  • 日本語訳を!

    お願いします (7) But now the battle moved to the Mediterranean. Egypt was not known for having much of a navy. Its navy was essentially the army with a little training at sea. Egyptians hated the sea―or the "Great Green" as they called it. Now they must fight the Sea Peoples on the Great Green. (8) From the text inscribed at Ramesses III's mortuary temple, we know that the Sea Peoples "penetrated the channels of the Nile Mouths" and that Ramesses III attacked "like a whirlwind against them." Although the Egyptian seamen were not as skilled as the Sea Peoples, their boats had oars―not just sails like the Sea Peoples' vessels. On open waters the Egyptian navy wouldn't have had a chance, but in the confined river mouths they could maneuver using oars. The Egyptian warships herded the Sea Peoples' boats closer and closer to land, where Ramesses III had lined the shore with archers. When the enemy ships were forced within firing range, the Egyptian archers let go volley after volley of arrows. The air filled with the hiss of their flight and the thwack of their landing. Egyptian marine archers joined the land archers firing from the boat decks in unison. Arrows fell like rain on the Sea Peoples who, armed with only swords and spears, cowered helplessly.

  • 日本語訳を! 5-(7)

    お願いします。 (18) Abydos wasn't the only sacred site. There were many others throughout Egypt. Some temples were mortuary temples for dead kings, and others were built to honor a particular god. Some, like Abydos, were both. Abydos honored Osiris, and because Osiris was the King of the Dead, it also became an important burial ground. (19) For Egyptians, the stories about the gods were comforting and provided guidance in a world that was unpredictable and governed by forces they didn't understand. Horus watched over them in this life. Osiris watched over them in death. When their world was in turmoil, they believed it was Seth fighting with Horus that created the chaos. When all was well, they were sure that Horus had won the battle. They believed that one day Horus would defeat Seth in a smashing final combat. Then Osiris would be able to return to the world of the living and all sorrow would end. Until then, it was a god-eat-god world.

  • 日本語訳を!c14-3

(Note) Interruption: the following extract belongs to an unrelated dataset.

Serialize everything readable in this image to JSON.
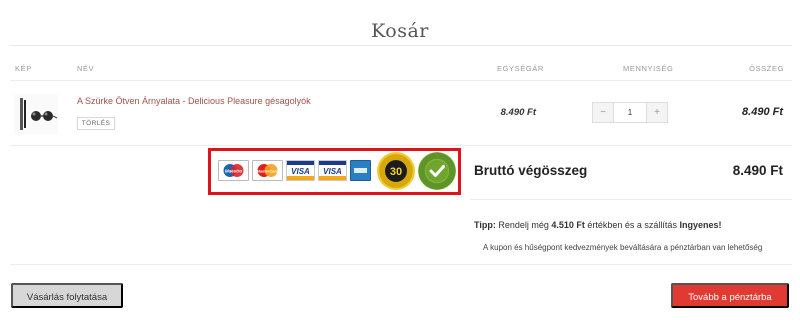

    お願いします!  Both men and women who admired Mahavira and his teachings left their families and became monks and nuns.In fact,when Mahavira died,more than twice as many nuns as monks followed his teachings.Even today,women play an important role in Jain traditions.As mothers,they teach children how to behave and how to live a good life by not killing,stealing,or lying.Jain nuns meditate and go on journeys called pilgrimages to sacred places,take care of sacred scriptures,and teach others about the way to achieve Enlightenment.  All Jains vow not to kill any living thing.This means that Jains cannot be farmers,because they would have to kill insects that destroy plants and they would kill worms when plowing the fields.Jains do not raise animals because they would have to kill the lice,vermin,and germs that livestock often suffer from.They can't be lumberjacks,because that line of work would mean that by cutting down trees they would be killing insects and hurting animals that live in the trees.  Most Jains who were not monks and nuns were traders,bankers,or craftspeople who made things such as jewelry and cloth.The rich Jain merchants became patrons of the arts and paid for the construction of magnificent temples and monasteries.Many of the teachings of famous monks and nuns were written on palm leaves or painted onto birch-bark manuscripts and collected in great libraries.